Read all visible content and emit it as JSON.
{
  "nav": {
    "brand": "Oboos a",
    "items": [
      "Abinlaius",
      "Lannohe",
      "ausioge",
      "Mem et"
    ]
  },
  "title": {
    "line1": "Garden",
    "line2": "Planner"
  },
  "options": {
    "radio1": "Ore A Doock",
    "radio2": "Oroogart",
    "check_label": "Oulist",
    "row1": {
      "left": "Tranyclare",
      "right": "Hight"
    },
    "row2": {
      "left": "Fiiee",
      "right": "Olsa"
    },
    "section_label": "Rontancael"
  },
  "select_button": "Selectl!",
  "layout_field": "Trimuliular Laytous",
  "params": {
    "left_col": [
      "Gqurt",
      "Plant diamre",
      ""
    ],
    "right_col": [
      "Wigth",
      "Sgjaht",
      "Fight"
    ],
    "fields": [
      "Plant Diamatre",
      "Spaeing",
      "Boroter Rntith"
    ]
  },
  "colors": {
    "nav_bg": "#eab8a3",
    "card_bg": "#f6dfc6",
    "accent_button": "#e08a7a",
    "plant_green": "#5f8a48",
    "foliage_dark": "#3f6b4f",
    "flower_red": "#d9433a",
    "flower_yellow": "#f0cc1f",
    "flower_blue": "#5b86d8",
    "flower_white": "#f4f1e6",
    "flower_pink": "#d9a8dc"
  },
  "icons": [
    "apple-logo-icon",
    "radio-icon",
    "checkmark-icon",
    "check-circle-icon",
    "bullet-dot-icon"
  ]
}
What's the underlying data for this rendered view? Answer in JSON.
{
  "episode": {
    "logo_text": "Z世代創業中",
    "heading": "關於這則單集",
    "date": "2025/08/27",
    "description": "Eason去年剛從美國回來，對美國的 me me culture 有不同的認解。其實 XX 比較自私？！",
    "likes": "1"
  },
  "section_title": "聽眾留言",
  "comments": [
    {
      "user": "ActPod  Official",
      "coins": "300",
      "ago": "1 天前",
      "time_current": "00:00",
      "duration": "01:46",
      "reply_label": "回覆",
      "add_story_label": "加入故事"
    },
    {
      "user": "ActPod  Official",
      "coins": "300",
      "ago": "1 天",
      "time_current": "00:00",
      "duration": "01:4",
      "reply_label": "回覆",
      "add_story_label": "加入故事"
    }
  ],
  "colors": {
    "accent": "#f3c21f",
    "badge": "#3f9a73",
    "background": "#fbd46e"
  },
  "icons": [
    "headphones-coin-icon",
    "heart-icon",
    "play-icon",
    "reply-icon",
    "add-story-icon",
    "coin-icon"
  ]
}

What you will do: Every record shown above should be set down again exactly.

Written response:
Read all visible content and emit it as JSON.
{
  "nav": {
    "brand": "Oboos a",
    "items": [
      "Abinlaius",
      "Lannohe",
      "ausioge",
      "Mem et"
    ]
  },
  "title": {
    "line1": "Garden",
    "line2": "Planner"
  },
  "options": {
    "radio1": "Ore A Doock",
    "radio2": "Oroogart",
    "check_label": "Oulist",
    "row1": {
      "left": "Tranyclare",
      "right": "Hight"
    },
    "row2": {
      "left": "Fiiee",
      "right": "Olsa"
    },
    "section_label": "Rontancael"
  },
  "select_button": "Selectl!",
  "layout_field": "Trimuliular Laytous",
  "params": {
    "left_col": [
      "Gqurt",
      "Plant diamre",
      ""
    ],
    "right_col": [
      "Wigth",
      "Sgjaht",
      "Fight"
    ],
    "fields": [
      "Plant Diamatre",
      "Spaeing",
      "Boroter Rntith"
    ]
  },
  "colors": {
    "nav_bg": "#eab8a3",
    "card_bg": "#f6dfc6",
    "accent_button": "#e08a7a",
    "plant_green": "#5f8a48",
    "foliage_dark": "#3f6b4f",
    "flower_red": "#d9433a",
    "flower_yellow": "#f0cc1f",
    "flower_blue": "#5b86d8",
    "flower_white": "#f4f1e6",
    "flower_pink": "#d9a8dc"
  },
  "icons": [
    "apple-logo-icon",
    "radio-icon",
    "checkmark-icon",
    "check-circle-icon",
    "bullet-dot-icon"
  ]
}
What's the underlying data for this rendered view? Answer in JSON.
{
  "episode": {
    "logo_text": "Z世代創業中",
    "heading": "關於這則單集",
    "date": "2025/08/27",
    "description": "Eason去年剛從美國回來，對美國的 me me culture 有不同的認解。其實 XX 比較自私？！",
    "likes": "1"
  },
  "section_title": "聽眾留言",
  "comments": [
    {
      "user": "ActPod  Official",
      "coins": "300",
      "ago": "1 天前",
      "time_current": "00:00",
      "duration": "01:46",
      "reply_label": "回覆",
      "add_story_label": "加入故事"
    },
    {
      "user": "ActPod  Official",
      "coins": "300",
      "ago": "1 天",
      "time_current": "00:00",
      "duration": "01:4",
      "reply_label": "回覆",
      "add_story_label": "加入故事"
    }
  ],
  "colors": {
    "accent": "#f3c21f",
    "badge": "#3f9a73",
    "background": "#fbd46e"
  },
  "icons": [
    "headphones-coin-icon",
    "heart-icon",
    "play-icon",
    "reply-icon",
    "add-story-icon",
    "coin-icon"
  ]
}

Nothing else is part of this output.